The podium spot is the fifth consecutive podium for Corvette Racing in as many races, since the team joined the GT2 class.
Ever wonder what it’s like to drive the world famous Laguna Seca race track? Apparently the folks at Google were curious and so they sent out one of the Google street view cars onto the track.
For some reason the Google street view doesn’t include a whole lap of the track, just from around turn five to turn 10. That portion does include the famous Corkscrew but the Google street view car doesn’t seem to capture it, which does make sense to anyone who’s taken the corkscrew before. One of the things that makes the Corkscrew so challenging is the fact that it’s so steep you don’t even know where the road is until you’re going down it (or, if you’re unlucky, driving down the dirt). Likely the Google street view camera was filming the sky at that point.
The filming appears to have been done during a practice session at last year’s ALMS race, as you can see the black and yellow GT1 Corvette and one of the Flying Lizzard Motorsports Porsches. Make sure to look behind you though…. yup, that’s a LMP2 Acura and the Audi R10 TDI.
Ride along with the Google street view car at Laguna Seca here:
Looking to continue its dominance in international motorsports, Porsche has released a new version of its GT3 RSR race car for the 2009 season.
Last year RSR’s took the top podium spot for their classes in both the 24 Hours of Le Mans and the Nürburgring 24 Hour Race. The cars are also a staple of the GT2 class in the American Le Mans Series (ALMS).
The biggest change for 2009 is the introduce of an even larger displacement boxer engine, with an increase from 3.8-liters to 4.0-liters. Due to a reduction in the size of the air intake (the two restrictor pipes measuring just 29.5mm each), horsepower is actually down 15 pones to 450hp at 7800 rpm. Torque stays constant, however, at 317 ft-lbs at 7250 rpm. Porsche does claim that this new engine delivers a better torque curve with more power available at lower rpm – as one would expect with a larger displacement engine.
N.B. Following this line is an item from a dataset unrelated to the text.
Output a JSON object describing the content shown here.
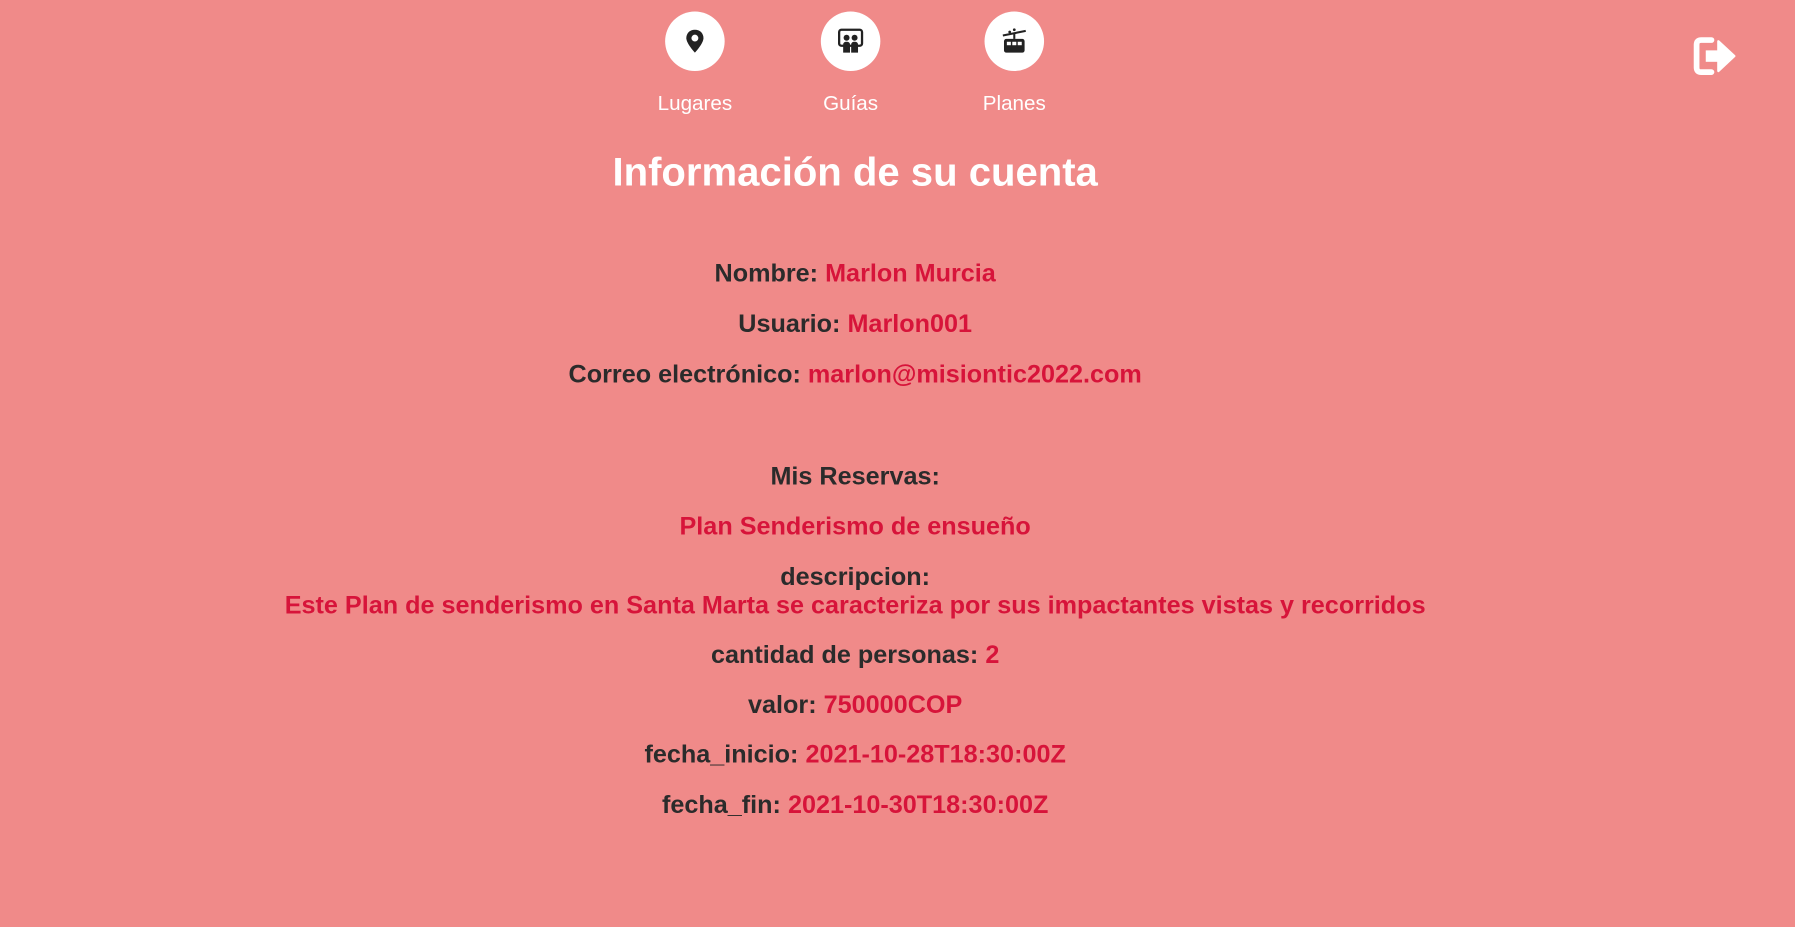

The aerodynamics of the RSR have received several tweaks for ’09 including large air outlets on the hood that allow air brought in through the front bumper to flow over the car, providing not only increased downforce but also increased airflow to the new radiator setup. The radiator design was changed for ’09 as Porsche made the decision to offer the RSR with an optional air conditioning system.
The rear of the car also features revised aerodynamics and the rear wing now features more adjustability.
Weight has been kept to a minimum thanks to a lighter brake setup and lighter wiring harness, although weight has increased slightly to 2,745 lbs.
Porsche has already built 20 2009 GT3 RSRs, which are currently being delivered to teams (like Farnbacher-Loles and Flying Lizard Motorsports) around the world.
Official release and more photos after the jump: